So, it has now been 8 days since fermentation began.  When I got home from work on Monday afternoon and checked on it, it was fermenting like crazy.  Lots of activity, with a good inch and a half to two inches of krausen (foam cased by the fermentation process) on top of the beer, and a bubble every few seconds from the airlock.  Looking good so far!  I've been pretty good about being patient since then, only looking in a couple of times a day.  Of course, my wife did notice that the pantry smelled like beer right away.  I'll be doing the fermenting somewhere else next time!  I'm working on a plan to get the fermenation temperate down, anyway, so it would have to move somewhere that I have more room.  After 3 or 4 days, fermentation slowed down considerably, and now there's pretty much no activity at all.  I have yet to purchase a hydrometer to check the specific gravity of the beer, so I don't know if it has stabilized yet.  I plan on making a trip to Homebrew Headquarters in Richardson this week, and that's on my shopping list.  I'll probably give it another week, and bottle next weekend.  Then I can start planning my second batch, learning from my mistakes as I go, all the while creating beer!  How awesome is that?

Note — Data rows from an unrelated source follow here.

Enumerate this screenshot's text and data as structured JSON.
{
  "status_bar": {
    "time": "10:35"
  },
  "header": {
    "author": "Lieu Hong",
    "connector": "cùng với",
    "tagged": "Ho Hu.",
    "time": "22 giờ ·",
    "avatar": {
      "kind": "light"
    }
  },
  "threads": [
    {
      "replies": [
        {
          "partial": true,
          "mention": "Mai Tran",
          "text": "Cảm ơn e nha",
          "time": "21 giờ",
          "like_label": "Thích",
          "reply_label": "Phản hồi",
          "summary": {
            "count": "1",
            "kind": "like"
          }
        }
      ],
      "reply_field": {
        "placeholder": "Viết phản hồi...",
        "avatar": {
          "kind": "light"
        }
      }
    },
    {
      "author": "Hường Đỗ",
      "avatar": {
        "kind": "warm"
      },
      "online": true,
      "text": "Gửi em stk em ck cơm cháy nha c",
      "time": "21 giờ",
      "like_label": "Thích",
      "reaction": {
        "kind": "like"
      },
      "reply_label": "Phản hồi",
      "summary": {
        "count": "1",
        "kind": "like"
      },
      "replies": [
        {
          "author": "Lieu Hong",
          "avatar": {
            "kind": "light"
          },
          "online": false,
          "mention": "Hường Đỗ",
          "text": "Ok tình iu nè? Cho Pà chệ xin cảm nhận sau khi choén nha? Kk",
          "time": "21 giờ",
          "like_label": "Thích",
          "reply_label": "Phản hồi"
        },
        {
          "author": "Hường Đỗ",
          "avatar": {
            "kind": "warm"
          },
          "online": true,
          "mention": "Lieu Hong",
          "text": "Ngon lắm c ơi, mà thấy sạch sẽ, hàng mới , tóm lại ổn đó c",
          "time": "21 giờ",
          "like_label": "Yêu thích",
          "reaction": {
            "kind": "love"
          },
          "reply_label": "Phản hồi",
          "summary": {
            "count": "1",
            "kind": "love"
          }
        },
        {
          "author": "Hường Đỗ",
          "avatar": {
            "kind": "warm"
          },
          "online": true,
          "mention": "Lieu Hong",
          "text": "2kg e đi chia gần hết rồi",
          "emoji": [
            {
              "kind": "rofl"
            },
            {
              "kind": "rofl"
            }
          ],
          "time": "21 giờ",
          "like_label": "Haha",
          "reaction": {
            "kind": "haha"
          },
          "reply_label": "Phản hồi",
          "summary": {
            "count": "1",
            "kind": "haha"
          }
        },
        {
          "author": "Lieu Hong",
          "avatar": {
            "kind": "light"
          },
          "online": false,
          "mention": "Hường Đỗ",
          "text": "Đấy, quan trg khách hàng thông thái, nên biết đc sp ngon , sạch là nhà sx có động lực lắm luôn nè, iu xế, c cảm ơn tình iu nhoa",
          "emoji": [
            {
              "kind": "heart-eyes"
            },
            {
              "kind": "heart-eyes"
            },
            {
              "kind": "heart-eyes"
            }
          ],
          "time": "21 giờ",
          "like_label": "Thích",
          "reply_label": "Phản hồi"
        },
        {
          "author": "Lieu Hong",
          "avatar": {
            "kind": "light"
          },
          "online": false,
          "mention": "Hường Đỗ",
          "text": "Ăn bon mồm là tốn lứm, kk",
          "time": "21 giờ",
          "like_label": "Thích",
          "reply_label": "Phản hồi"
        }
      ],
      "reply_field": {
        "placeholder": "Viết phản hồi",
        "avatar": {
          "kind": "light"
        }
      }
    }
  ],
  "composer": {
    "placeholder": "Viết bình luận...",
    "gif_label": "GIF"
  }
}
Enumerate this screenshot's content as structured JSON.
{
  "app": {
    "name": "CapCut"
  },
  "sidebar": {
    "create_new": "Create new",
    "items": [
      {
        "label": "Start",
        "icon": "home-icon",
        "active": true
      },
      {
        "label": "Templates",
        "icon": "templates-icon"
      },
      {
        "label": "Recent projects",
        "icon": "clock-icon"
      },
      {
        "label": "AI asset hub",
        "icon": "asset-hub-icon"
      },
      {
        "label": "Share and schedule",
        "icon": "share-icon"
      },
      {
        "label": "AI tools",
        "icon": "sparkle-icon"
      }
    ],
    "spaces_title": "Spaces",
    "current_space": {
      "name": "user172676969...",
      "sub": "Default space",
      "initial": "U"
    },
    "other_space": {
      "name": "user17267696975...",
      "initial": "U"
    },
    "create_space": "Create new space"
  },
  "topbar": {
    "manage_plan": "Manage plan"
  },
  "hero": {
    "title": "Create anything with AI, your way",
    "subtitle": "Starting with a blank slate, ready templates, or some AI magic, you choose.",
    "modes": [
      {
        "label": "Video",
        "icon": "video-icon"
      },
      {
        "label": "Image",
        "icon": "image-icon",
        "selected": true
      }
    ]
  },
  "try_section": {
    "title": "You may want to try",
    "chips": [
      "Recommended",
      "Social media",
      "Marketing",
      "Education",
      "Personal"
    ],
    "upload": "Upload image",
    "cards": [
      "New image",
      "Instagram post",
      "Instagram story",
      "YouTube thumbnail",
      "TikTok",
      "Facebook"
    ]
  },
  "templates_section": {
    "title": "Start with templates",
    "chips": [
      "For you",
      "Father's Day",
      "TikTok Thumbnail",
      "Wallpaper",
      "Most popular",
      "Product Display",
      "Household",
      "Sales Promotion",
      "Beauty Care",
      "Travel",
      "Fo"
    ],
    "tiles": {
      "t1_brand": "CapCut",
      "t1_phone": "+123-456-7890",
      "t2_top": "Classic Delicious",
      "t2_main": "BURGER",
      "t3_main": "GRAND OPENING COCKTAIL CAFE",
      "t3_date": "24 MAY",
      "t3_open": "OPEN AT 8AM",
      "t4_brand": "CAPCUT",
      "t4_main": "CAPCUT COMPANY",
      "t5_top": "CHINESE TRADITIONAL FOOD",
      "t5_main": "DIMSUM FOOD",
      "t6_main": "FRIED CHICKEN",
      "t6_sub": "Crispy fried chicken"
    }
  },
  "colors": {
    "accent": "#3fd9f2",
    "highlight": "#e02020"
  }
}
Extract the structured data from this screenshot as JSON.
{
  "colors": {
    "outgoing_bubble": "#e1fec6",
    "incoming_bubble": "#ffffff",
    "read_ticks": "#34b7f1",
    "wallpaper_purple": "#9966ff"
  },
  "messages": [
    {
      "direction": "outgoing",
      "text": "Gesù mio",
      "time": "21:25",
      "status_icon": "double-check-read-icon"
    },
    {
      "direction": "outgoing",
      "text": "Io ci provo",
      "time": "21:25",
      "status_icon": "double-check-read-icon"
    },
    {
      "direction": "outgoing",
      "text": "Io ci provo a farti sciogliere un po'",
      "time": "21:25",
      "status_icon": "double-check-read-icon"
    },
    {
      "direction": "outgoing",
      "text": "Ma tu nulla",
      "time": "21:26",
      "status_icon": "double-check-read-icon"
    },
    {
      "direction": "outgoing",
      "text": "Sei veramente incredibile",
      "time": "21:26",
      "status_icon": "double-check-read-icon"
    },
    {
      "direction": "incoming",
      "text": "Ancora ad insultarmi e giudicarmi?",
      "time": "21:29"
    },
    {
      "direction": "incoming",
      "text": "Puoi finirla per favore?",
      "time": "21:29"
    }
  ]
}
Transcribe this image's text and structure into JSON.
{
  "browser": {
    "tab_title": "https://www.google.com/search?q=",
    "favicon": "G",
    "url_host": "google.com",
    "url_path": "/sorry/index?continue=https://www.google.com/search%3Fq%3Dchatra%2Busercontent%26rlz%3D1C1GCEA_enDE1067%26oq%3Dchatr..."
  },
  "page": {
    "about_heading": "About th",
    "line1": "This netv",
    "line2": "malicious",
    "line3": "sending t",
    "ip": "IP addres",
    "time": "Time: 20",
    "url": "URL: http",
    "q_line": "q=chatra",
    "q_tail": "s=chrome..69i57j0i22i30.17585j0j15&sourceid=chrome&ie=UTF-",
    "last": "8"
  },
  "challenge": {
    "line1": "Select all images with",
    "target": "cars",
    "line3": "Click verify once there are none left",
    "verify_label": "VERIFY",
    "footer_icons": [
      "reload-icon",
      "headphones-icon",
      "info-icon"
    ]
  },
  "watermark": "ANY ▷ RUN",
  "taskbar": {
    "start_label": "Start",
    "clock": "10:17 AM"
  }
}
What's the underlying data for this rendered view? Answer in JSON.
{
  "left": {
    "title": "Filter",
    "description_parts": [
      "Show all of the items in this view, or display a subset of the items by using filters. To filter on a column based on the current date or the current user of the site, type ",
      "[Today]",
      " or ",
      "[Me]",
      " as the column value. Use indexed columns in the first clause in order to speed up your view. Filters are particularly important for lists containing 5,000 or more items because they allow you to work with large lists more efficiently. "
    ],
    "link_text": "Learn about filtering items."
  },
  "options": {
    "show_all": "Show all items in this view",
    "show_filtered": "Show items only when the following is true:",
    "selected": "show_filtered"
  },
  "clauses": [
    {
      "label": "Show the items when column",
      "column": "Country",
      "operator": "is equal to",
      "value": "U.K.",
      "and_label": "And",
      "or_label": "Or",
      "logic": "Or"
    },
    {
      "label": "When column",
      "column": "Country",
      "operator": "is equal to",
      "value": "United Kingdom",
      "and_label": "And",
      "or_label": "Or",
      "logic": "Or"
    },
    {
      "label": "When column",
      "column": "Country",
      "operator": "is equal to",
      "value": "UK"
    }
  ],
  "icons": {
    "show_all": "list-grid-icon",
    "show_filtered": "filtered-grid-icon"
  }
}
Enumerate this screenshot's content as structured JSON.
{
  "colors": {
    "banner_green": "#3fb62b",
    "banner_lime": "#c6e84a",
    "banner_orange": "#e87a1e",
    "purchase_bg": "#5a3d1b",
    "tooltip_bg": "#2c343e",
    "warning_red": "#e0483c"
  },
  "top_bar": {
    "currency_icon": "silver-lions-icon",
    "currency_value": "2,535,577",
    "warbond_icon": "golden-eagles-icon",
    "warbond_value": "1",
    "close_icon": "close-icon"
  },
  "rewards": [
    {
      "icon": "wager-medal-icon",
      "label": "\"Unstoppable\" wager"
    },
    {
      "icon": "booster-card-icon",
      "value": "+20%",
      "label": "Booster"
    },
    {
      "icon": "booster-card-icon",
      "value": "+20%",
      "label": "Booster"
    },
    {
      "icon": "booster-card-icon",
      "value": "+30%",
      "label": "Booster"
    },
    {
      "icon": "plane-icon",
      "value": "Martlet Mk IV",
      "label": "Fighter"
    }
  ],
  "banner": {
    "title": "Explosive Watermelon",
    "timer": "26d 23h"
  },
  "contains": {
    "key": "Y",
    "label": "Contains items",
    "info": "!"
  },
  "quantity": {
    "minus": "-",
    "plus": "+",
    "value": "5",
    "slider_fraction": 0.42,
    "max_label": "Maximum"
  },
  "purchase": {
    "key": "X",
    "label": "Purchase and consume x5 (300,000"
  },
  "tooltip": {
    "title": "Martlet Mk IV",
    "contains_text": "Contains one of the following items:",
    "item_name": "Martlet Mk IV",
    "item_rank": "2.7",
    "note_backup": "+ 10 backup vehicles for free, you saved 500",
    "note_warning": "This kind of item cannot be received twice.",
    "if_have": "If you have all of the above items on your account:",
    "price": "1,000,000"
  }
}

I'll try to keep this updated with my experiences as I continue along this great journey of beer making.  Of course, I have to thank my wife, Erin, for being such a good sport and supporting my new hobby as much as she has, even though I've made two parts of the house smell like beer now.  She's not much of a beer drinker, so hopefully I'll be able to make something that she likes!

Some links that I've found handy in this process: